§ **Instructions for the task**
In the entries below, find every line with "Matching" and copy it.

:: Material to process ::

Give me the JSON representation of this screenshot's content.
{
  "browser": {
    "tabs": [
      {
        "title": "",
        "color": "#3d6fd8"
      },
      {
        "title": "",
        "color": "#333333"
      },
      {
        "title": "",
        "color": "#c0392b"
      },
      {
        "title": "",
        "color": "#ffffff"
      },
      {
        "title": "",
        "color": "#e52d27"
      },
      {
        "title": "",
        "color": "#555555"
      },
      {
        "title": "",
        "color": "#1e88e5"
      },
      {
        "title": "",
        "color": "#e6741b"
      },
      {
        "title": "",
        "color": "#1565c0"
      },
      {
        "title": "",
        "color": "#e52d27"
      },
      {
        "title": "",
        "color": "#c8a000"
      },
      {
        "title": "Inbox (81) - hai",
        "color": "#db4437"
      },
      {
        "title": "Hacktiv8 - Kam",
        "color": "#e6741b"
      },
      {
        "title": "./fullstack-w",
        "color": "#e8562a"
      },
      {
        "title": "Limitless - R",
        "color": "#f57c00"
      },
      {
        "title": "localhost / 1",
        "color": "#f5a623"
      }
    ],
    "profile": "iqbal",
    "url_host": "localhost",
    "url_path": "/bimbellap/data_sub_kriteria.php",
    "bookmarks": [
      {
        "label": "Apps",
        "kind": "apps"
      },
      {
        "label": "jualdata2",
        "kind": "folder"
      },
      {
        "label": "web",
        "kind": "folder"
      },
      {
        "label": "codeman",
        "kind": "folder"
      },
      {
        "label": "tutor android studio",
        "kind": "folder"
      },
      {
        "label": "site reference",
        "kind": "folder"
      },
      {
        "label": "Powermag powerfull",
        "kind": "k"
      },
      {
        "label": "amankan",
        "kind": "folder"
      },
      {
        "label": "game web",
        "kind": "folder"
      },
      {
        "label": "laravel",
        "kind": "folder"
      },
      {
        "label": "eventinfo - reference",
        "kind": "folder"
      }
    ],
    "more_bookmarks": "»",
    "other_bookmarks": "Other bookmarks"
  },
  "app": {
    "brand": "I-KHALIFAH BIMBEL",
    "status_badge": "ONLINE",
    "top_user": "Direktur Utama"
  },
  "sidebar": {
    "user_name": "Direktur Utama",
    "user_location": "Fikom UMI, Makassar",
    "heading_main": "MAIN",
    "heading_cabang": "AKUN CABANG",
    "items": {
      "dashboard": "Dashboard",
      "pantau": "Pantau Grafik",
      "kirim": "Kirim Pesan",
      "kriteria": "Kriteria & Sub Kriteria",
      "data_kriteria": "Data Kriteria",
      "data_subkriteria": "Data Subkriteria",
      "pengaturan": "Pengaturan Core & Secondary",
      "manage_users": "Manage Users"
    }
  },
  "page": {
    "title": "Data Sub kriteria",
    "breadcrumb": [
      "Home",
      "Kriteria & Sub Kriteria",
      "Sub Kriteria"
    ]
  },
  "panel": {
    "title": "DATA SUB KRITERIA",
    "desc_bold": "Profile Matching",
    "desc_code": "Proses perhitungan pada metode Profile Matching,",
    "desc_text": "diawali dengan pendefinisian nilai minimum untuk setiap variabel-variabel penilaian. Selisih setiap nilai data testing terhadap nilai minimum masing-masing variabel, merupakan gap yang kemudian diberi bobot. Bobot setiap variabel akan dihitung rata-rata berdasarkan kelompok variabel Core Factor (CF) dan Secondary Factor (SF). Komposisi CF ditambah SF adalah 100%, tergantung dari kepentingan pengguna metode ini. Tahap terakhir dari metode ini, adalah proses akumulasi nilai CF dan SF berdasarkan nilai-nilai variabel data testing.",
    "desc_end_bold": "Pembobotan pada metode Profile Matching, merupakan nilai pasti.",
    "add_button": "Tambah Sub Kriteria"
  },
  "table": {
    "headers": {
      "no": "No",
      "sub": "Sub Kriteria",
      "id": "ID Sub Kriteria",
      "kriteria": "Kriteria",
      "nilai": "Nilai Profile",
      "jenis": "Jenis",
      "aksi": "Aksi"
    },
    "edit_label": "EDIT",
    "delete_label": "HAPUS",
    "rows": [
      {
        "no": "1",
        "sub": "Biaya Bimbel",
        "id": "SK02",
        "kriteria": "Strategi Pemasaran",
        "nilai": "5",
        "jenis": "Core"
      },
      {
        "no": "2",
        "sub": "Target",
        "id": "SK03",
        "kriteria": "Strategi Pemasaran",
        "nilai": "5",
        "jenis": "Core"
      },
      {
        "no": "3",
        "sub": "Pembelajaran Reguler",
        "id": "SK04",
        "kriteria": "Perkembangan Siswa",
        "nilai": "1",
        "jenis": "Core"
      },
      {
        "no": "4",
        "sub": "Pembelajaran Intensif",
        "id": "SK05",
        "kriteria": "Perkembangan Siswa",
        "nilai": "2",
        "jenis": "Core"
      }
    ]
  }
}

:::

§ **Exercise result**
    "desc_bold": "Profile Matching",
    "desc_code": "Proses perhitungan pada metode Profile Matching,",
    "desc_end_bold": "Pembobotan pada metode Profile Matching, merupakan nilai pasti.",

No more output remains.